“I would be delighted to introduce you to Rye,” said a member over a glass of Kümmel after we had shared a round at Royal St George’s.
“But if you and your wife want to play I won’t be able to join you because the club only allows foursomes and two-balls.”
In two sentences the bonhomie and tradition of Rye were summed up. We have never received a warmer welcome on our travels nor have we found a club quite as fascinating.
Oh, and how good is the course! I thought it was stunning and Mrs W claimed it was her favourite so far (she was judging it against the likes of Royal Dornoch, Muirfield, St. Enodoc, Castle Stuart and Royal Cinque Ports).
People in the town had told us the club was “very posh” and the folk at the rather lovely Royal Cinque Ports said we were “slumming it” by going there after we had played Rye.
Future kings (Edward VIII and George VI) and Prime Ministers (Balfour and Lloyd George) have been members at Rye and its patrons retain the love of lunch (sticking on a jacket and tie or female equivalent for some nosh post, pre or between rounds) is simply what you do.
The nuances of the club were obvious from our arrival. The pro shop is next to the dormy house across the road from the clubhouse but we paid our guests’ fees behind the bar where we received the friendliest of greetings before being handed our scorecard.
We ate bacon rolls and coffee on a table next to the seat of famed golf travel writer Bernard Darwin, bequeathed by his grandfather Charles.
Sitting in the bar is akin to being in a museum with memorabilia of past battles, especially between Oxford and Cambridge golf societies, adorning the walls.
The course continued a theme – top-notch presentation and deliciously quirky.
Three and fourballs are played only through special dispensation but while we appreciated the desire for brisk pace, we also wanted to soak up the fabulous lay-out.
Rye may only be a par-68 but that and the relatively easy opening hole (it’s only par-five) should not fool anyone.
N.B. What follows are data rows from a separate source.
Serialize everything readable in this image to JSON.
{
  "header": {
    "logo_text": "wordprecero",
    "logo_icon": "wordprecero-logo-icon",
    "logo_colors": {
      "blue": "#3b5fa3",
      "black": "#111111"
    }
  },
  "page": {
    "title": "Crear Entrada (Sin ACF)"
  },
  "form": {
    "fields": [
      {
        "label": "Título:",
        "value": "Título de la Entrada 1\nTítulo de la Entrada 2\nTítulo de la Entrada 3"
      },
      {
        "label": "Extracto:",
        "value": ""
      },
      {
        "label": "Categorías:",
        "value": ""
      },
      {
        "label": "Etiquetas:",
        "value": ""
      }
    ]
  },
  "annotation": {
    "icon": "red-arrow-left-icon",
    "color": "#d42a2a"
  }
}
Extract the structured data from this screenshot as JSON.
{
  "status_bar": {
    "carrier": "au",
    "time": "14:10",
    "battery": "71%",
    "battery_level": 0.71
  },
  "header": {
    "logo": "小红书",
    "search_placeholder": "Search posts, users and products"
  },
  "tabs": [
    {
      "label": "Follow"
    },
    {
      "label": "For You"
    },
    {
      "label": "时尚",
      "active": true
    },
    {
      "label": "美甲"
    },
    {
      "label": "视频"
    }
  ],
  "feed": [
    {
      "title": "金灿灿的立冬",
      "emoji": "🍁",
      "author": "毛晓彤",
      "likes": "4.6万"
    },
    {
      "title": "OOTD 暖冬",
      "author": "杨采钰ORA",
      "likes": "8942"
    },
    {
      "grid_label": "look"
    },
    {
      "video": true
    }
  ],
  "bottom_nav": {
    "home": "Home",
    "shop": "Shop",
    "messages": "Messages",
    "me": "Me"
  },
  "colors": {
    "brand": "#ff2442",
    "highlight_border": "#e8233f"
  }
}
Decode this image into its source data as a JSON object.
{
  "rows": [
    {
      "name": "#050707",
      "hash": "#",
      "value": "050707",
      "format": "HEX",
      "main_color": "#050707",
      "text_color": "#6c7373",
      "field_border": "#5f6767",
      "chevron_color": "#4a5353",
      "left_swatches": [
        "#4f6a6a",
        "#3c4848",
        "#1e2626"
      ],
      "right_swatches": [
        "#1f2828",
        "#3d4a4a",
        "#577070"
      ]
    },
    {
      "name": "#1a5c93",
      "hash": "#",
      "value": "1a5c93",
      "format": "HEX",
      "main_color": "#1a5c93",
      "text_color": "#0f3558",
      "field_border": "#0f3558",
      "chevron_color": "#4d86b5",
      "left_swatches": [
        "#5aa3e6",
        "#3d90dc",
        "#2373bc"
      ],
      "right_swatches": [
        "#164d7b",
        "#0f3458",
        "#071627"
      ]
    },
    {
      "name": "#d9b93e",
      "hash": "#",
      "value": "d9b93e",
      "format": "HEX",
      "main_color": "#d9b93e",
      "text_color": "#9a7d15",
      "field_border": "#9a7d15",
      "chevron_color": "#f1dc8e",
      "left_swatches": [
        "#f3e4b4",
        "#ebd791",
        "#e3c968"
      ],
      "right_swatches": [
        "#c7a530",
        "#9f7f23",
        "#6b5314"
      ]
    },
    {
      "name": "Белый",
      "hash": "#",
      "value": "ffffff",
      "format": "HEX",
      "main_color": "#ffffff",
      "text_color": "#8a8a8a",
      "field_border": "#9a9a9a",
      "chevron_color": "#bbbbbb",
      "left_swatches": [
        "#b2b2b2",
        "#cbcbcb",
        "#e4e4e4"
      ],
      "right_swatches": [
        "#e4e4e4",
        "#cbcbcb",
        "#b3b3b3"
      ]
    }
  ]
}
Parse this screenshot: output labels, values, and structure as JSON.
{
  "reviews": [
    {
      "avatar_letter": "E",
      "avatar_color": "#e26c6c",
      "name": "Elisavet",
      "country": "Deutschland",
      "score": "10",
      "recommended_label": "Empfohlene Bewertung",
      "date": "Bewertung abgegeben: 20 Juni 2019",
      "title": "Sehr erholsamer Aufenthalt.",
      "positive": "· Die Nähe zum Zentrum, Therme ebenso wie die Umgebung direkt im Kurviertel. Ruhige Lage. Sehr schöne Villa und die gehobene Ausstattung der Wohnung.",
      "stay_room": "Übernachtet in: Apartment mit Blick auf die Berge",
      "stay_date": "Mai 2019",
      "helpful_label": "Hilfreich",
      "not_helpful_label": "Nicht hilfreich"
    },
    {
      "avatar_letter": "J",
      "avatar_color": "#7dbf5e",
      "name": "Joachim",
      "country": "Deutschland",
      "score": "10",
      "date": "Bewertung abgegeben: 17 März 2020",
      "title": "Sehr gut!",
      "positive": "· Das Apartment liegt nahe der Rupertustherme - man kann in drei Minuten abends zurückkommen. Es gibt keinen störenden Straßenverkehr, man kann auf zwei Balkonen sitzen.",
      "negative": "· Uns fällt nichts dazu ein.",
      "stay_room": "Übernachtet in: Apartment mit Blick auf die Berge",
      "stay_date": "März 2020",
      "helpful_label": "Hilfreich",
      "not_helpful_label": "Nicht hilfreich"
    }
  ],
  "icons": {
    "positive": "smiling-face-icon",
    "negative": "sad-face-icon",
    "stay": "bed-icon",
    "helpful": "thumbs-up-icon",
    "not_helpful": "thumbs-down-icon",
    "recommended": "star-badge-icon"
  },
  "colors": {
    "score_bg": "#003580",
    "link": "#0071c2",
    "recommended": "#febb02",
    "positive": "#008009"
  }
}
With the wind blowing off the English Channel, it is very tough to score well.
The opening three holes are hors d’oeuvres to some of the classics to come but the need to beware of the tangly rough is already clear from the opening tee shot to a fairway which leans from right to left.
The Camber sandhills play a key part at Rye and the undulations become more dramatic as the round progresses.
The course has been modified since the original Harry Colt design but there are plenty of raised greens, blind tee shots and intriguing doglegs which became his hallmark.
In my opinion, the first of the particularly memorable holes is the 6th with its drive over a huge dune followed by a long approach to green, well-guarded by bunkers. I was thrilled to nail a par-four.
I was not so fortunate on the 9th which, at less than 300 yards first appears to be an innocuous bending par-four.
However, I can attest to its hidden dangers, having lost two balls into rough off the elevated tee.
The true delight of playing at Rye is that I could see how almost every hole could be somebody’s favourite.
I was enamoured of the 10th – a dogleg demanding a decent carry from the tee and long second with bushes on the left and also the 11th with a lake on the right which threatened to snaffle balls wandering down the right.
But the crescendo was reached on the remarkable 13th with a green hidden over a huge ridge. Only the most skilful of golfers could play this as a par-four but everyone can enjoy its wonder – indeed, its idiosyncrasies have only been matched in my experience by the remarkable 7th at Broadstone.
The 16th is another par-four which tests accuracy and length off the tee, luring players down into trouble on the right where I can imagine the green staff giggling at misfortunes in their hut.
The difficulty is intensified at Rye because it is not a straightforward links, changing direction regularly and prompting players to think constantly about the wind direction.
It was against us on the 17th – a par-three of more than 200 yards which I was particularly pleased to par and similarly in the 18th, an incredibly tough finishing hole which rises before bending down to a trick-to-read putting surface.
I have reserved mention of the greens until last. They (and the fairways) were in spectacular shape during the last week of October.
The targets seem big but it is so easy to misjudge and find a run-off into a swale. And, while the surfaces are true, the greens have borrows which can defy the eye.
Rye summed up why I love the top 100 quest - history, drama, great views and lovely people. If the opportunity arises to play there, take it.